(01/23/2013) In the 19th century the Northern Pacific Elephant was thought to be extinct until a small population was discovered on an island of Baja California in 1892. Since then, the species has staged a remarkable comeback which was greatly accelerated by protective measures adopted by the U.S. and Mexican governments. The recovery is especially evident on the beaches of California’s Año Nuevo State Park. Until the 1950s so individuals were observed in the park. In the 1960s pups started to be born on Año Nuevo’s sandy shores. By the 1990s thousands of pups where born each year, capping the elephant seal’s turnaround. ‘Beachmaster’, a new film by Christopher Gervais and Stan Minasian, tells the conservation success story of their recovery.

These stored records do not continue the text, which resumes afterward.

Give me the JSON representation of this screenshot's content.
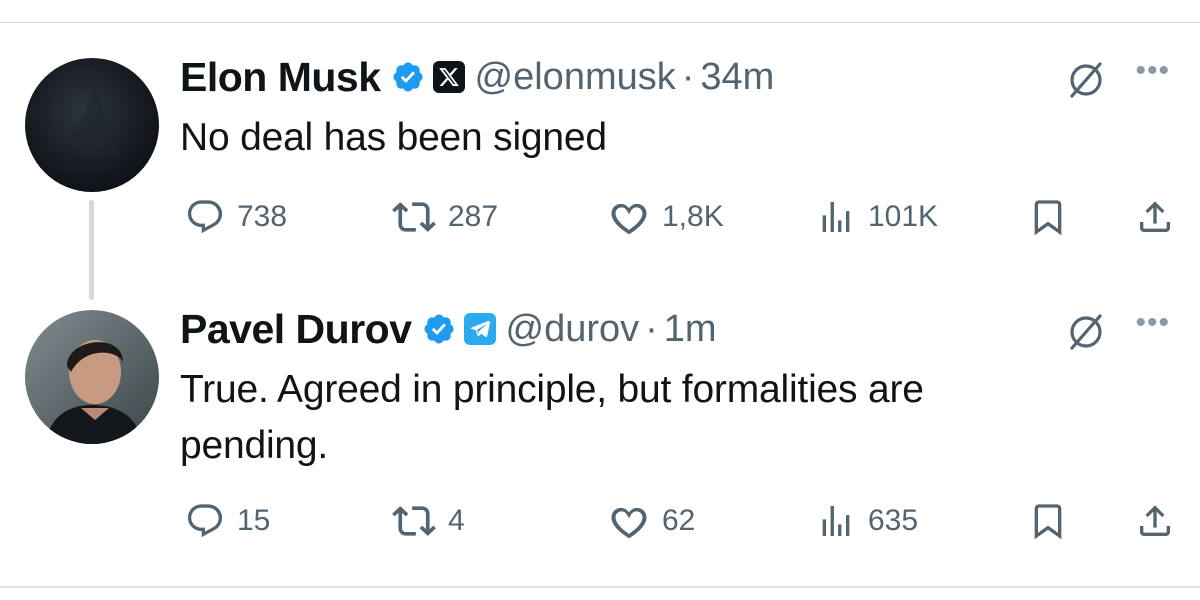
{
  "tweets": [
    {
      "name": "Elon Musk",
      "handle": "@elonmusk",
      "separator": "·",
      "time": "34m",
      "text": "No deal has been signed",
      "affiliation": "x-logo-icon",
      "stats": {
        "replies": "738",
        "reposts": "287",
        "likes": "1,8K",
        "views": "101K"
      }
    },
    {
      "name": "Pavel Durov",
      "handle": "@durov",
      "separator": "·",
      "time": "1m",
      "text": "True. Agreed in principle, but formalities are pending.",
      "affiliation": "telegram-logo-icon",
      "stats": {
        "replies": "15",
        "reposts": "4",
        "likes": "62",
        "views": "635"
      }
    }
  ],
  "colors": {
    "verified": "#1d9bf0",
    "muted": "#536471",
    "text": "#0f1419",
    "telegram": "#2aabee",
    "thread_line": "#cfd9de"
  },
  "icons": {
    "more": "•••",
    "grok": "grok-icon",
    "reply": "reply-icon",
    "repost": "repost-icon",
    "like": "heart-icon",
    "views": "views-icon",
    "bookmark": "bookmark-icon",
    "share": "share-icon"
  }
}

(01/21/2013) In 1959, visionary Archer Carr founded the world’s first conservation group devoted solely to sea turtles. Working with these marine denizens in Costa Rica, Carr was not only instrumental in changing local views of the turtles—which at the time were being hunted and eaten at unsustainable rates—but also in establishing basic practices for sea turtle conservation today. Now a new film by Two-Head Video, Inc. tells the story of Carr’s work and the perils still facing marine turtles today.
(01/15/2013) Tens of millions of sharks and rays are killed each year to meet demand for shark fin, a delicacy across East Asia. But while the plight of sharks has gained prominence in international environmental circles in recent years, the decline in rays has received considerably less attention. A new film, Manta Ray of Hope, aims to change that. Produced by cinematographer, scuba diver, and marine conservationist Shawn Heinrichs, Manta Ray of Hope offers a look at the mysterious and magnificent world of the world’s largest ray, the manta ray. The film highlights both the threats mantas face as well as some of the people who are working to save them.
(12/20/2012) Today President Obama announced the government would add almost 3,000 square miles of California coastline to the National Marine Sanctuary system, roughly tripling its size, reports the Sierra Club.